The Dept. of Law in January contracted with an Outside law firm to defend the state from a public union lawsuit against the state’s “opt-in” plan that would comply with the Supreme Court’s Janus decision.
Law planned to pay up to $600,000 for the subject-expert lawyers, as the case resulting from a lawsuit by the Alaska State Employees Association against the Dunleavy Administration, is expected to go to the U.S. Supreme Court.

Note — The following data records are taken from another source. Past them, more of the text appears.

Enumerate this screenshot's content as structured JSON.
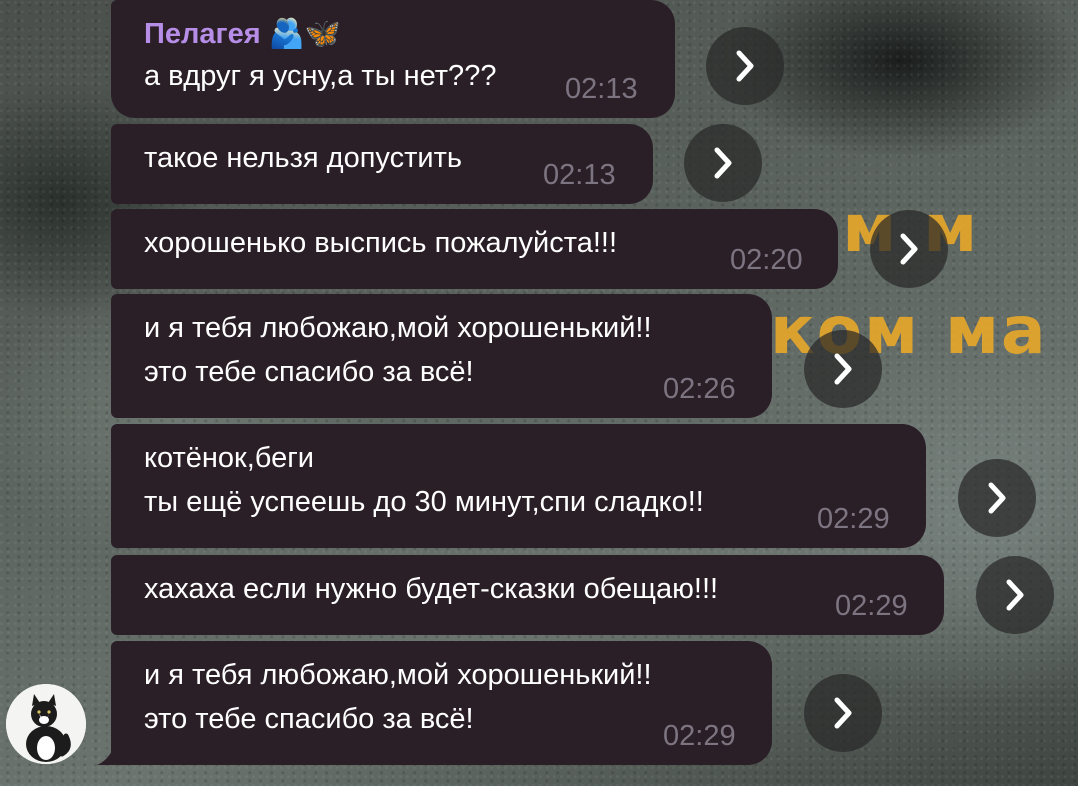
{
  "chat": {
    "sender_name": "Пелагея",
    "sender_emoji": "🫂🦋",
    "messages": [
      {
        "lines": [
          "а вдруг я усну,а ты нет???"
        ],
        "time": "02:13"
      },
      {
        "lines": [
          "такое нельзя допустить"
        ],
        "time": "02:13"
      },
      {
        "lines": [
          "хорошенько выспись пожалуйста!!!"
        ],
        "time": "02:20"
      },
      {
        "lines": [
          "и я тебя любожаю,мой хорошенький!!",
          "это тебе спасибо за всё!"
        ],
        "time": "02:26"
      },
      {
        "lines": [
          "котёнок,беги",
          "ты ещё успеешь до 30 минут,спи сладко!!"
        ],
        "time": "02:29"
      },
      {
        "lines": [
          "хахаха если нужно будет-сказки обещаю!!!"
        ],
        "time": "02:29"
      },
      {
        "lines": [
          "и я тебя любожаю,мой хорошенький!!",
          "это тебе спасибо за всё!"
        ],
        "time": "02:29"
      }
    ]
  },
  "wallpaper": {
    "caption_line1": "ом м",
    "caption_line2": "ком ма"
  },
  "icons": {
    "forward": "chevron-right-icon",
    "avatar": "cat-avatar"
  },
  "colors": {
    "bubble_bg": "#2a1f27",
    "sender_name": "#b68ee8",
    "timestamp": "#7d7481",
    "caption": "#e8a82a"
  }
}
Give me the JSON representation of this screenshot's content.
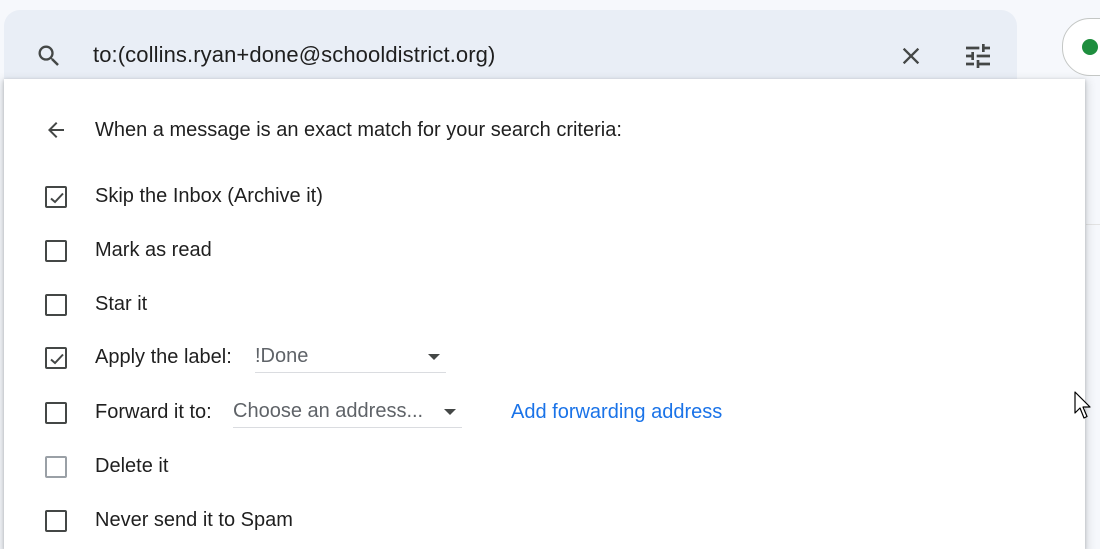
{
  "search": {
    "query": "to:(collins.ryan+done@schooldistrict.org)"
  },
  "filter_actions": {
    "heading": "When a message is an exact match for your search criteria:",
    "options": [
      {
        "label": "Skip the Inbox (Archive it)",
        "checked": true
      },
      {
        "label": "Mark as read",
        "checked": false
      },
      {
        "label": "Star it",
        "checked": false
      },
      {
        "label": "Apply the label:",
        "checked": true,
        "dropdown_value": "!Done"
      },
      {
        "label": "Forward it to:",
        "checked": false,
        "dropdown_value": "Choose an address...",
        "link": "Add forwarding address"
      },
      {
        "label": "Delete it",
        "checked": false,
        "disabled_look": true
      },
      {
        "label": "Never send it to Spam",
        "checked": false
      }
    ]
  },
  "colors": {
    "link": "#1a73e8",
    "status_dot": "#1e8e3e",
    "search_bg": "#e9eef6"
  }
}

Last week, the House Finance subcommittee, headed by Rep. Andy Josephson, decided there will be no Outside legal counsel. The committee renamed the appropriation title for the “civil division” in its budget. As a maneuver to protect unions against the Janus decision by the Supreme Court, subcommittee Democrats now call the budget item the “Civil Division Except Contracts Relating to Interpretation of Janus v AFSCME Decision.”
A separate appropriation line is now called, “Legal Contracts Relating to Interpretation of Janus v AFSCME Decision,” and it has just $20,000 in the item, the smallest appropriation legally possible from the subcommittee.
During the hearing, Democrat committee members said they disagree with the Administration’s decision to pursue Janus litigation, and wanted to send a message they will not support spending the money to defend workers’ rights to affirmatively opt-in on union membership, rather than being automatically enrolled in a union, and having to buck union pressure if they want to opt out.
The Democrats on the committee have a conflict-of-interest problem. Two legislators on the House Finance subcommittee who made a point to strip the funding are themselves heavily funded by public labor union political action committees.
In the last election, Rep. Andy Josephson received $18,250 of his total $26,676.73 in campaign funds from Labor Union PACS, which represents about 68 percent of his total campaign funding.
Josephson is, coincidentally, the grandson of Arnold Zander, the first president of AFSCME International.
AFSCME is the union that lost the case against Mark Janus, a public employee from Illinois who did not want his union dues to be used for political purposes and didn’t want to be compelled to pay union dues.
Rep. Matt Claman received $15,600 of his total $110,053 in campaign funds from Labor Union PACS and union representatives, which represents about 15 percent of his total campaign funding.